# [Your assignment]
When a line below holds the string "value", show that line.

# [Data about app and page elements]
======

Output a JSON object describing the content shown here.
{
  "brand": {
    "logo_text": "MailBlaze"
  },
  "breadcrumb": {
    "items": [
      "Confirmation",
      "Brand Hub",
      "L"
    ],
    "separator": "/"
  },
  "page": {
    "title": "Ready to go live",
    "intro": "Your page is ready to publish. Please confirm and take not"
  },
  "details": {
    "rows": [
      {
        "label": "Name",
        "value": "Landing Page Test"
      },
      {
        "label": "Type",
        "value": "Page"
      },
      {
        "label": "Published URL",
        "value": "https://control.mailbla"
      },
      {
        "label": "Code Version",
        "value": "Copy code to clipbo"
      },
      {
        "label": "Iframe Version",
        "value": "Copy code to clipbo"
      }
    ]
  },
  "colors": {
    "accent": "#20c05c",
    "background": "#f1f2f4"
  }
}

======

# [Problem solution]
        "value": "Landing Page Test"
        "value": "Page"
        "value": "https://control.mailbla"
        "value": "Copy code to clipbo"
        "value": "Copy code to clipbo"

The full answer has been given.